■ Task details: How many lines of the data contain the word "author"? Give only that number.

■ Raw data:
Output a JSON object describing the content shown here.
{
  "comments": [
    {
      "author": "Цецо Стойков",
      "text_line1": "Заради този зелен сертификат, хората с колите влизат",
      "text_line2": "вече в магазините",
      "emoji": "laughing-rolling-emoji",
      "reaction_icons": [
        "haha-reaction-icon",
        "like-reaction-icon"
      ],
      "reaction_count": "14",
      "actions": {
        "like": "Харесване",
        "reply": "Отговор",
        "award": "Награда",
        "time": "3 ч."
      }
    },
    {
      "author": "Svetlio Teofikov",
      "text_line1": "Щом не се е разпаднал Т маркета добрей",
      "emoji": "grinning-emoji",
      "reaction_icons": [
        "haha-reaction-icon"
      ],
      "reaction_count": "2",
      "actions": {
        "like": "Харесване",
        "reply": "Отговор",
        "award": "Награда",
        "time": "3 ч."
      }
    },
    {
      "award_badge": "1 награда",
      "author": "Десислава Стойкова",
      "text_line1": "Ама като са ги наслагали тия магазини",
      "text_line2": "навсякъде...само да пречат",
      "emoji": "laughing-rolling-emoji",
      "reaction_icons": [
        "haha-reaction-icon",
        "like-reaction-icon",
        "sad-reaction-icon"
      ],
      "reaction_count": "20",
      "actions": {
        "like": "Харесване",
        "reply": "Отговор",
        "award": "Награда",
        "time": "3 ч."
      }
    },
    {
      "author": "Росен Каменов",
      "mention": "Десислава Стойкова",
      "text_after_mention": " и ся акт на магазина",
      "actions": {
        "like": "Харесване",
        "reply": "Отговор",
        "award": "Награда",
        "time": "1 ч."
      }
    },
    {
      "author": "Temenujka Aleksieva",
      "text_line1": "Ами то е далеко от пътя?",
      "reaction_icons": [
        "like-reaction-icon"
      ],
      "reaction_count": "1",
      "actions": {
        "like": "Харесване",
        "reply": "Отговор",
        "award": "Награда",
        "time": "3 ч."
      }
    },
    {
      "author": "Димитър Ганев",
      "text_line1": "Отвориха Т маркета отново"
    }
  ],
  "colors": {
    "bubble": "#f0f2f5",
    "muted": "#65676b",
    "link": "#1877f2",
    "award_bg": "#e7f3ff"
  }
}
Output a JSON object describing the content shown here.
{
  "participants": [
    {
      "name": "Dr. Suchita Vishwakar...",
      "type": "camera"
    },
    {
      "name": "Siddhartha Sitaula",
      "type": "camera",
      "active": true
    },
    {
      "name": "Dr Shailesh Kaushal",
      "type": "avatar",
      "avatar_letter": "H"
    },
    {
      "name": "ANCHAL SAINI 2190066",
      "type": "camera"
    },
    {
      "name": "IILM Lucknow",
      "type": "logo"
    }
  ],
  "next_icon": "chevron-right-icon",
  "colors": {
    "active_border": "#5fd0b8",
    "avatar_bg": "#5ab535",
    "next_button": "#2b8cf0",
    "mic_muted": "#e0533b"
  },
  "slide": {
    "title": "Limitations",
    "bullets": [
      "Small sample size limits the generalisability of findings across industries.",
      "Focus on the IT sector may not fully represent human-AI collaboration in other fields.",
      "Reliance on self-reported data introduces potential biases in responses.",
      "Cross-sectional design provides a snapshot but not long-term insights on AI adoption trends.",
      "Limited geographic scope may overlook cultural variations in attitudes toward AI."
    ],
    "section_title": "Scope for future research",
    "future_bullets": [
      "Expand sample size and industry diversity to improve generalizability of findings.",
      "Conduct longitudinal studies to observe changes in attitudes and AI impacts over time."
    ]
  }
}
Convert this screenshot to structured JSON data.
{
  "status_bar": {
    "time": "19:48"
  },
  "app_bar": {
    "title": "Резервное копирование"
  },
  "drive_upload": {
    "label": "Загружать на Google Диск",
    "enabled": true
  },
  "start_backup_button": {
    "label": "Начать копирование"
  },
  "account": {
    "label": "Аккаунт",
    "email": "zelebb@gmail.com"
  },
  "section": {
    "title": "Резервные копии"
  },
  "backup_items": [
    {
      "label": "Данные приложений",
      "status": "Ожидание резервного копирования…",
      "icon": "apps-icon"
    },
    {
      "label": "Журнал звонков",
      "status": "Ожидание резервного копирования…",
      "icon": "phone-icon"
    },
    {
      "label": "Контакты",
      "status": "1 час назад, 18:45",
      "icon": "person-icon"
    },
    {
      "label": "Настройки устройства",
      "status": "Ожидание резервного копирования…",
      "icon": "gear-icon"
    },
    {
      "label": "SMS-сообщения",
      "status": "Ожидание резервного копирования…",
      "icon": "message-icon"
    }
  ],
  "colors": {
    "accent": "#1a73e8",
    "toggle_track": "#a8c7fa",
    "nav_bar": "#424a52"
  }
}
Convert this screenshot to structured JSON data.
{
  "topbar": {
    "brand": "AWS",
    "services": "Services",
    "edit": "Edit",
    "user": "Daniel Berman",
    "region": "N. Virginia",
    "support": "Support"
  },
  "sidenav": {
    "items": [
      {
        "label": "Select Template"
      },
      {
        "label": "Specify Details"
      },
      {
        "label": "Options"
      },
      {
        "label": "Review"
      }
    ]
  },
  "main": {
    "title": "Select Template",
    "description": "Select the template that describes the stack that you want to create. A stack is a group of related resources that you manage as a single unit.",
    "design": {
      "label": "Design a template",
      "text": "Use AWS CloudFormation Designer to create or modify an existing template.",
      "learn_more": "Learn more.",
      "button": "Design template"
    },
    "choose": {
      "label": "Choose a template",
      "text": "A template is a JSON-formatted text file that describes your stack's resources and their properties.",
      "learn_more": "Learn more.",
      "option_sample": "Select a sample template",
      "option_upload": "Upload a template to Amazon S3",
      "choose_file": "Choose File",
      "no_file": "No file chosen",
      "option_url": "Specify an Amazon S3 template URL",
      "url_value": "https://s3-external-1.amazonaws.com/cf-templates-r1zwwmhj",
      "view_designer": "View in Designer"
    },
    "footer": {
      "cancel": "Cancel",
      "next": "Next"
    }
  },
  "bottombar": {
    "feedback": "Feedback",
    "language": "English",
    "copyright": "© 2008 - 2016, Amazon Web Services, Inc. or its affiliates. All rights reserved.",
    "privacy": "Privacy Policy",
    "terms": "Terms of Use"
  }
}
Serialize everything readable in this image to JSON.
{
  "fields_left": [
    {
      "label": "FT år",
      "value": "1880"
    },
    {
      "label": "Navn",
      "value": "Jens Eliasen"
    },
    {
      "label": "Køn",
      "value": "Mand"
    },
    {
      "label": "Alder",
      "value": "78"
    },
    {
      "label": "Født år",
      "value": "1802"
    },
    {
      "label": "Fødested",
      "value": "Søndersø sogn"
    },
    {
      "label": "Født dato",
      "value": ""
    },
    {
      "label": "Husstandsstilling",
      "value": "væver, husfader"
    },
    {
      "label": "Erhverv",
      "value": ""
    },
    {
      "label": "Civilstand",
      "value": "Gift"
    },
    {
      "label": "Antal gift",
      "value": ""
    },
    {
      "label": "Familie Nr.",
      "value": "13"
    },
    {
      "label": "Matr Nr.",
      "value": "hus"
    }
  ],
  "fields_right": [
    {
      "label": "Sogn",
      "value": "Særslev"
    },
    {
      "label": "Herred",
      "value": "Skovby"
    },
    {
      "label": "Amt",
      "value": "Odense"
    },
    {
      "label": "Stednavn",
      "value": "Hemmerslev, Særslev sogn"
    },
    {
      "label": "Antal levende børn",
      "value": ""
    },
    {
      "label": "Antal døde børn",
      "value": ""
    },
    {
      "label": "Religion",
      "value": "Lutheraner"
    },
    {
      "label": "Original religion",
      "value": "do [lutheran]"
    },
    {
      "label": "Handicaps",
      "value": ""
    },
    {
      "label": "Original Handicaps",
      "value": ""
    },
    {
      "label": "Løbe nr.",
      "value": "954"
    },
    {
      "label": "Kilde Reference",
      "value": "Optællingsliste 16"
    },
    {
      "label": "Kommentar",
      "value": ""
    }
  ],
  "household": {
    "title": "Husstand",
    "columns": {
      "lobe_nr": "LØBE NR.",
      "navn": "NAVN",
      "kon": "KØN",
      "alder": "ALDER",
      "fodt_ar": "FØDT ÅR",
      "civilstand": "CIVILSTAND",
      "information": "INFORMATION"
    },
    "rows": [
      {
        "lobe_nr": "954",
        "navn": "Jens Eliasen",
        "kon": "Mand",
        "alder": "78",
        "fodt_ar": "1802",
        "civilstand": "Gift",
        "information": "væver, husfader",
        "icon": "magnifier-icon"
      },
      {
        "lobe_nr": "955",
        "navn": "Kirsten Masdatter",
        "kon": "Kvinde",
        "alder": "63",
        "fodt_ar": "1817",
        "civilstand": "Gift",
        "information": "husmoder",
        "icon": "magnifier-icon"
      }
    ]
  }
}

■ Solution for this exercise: 6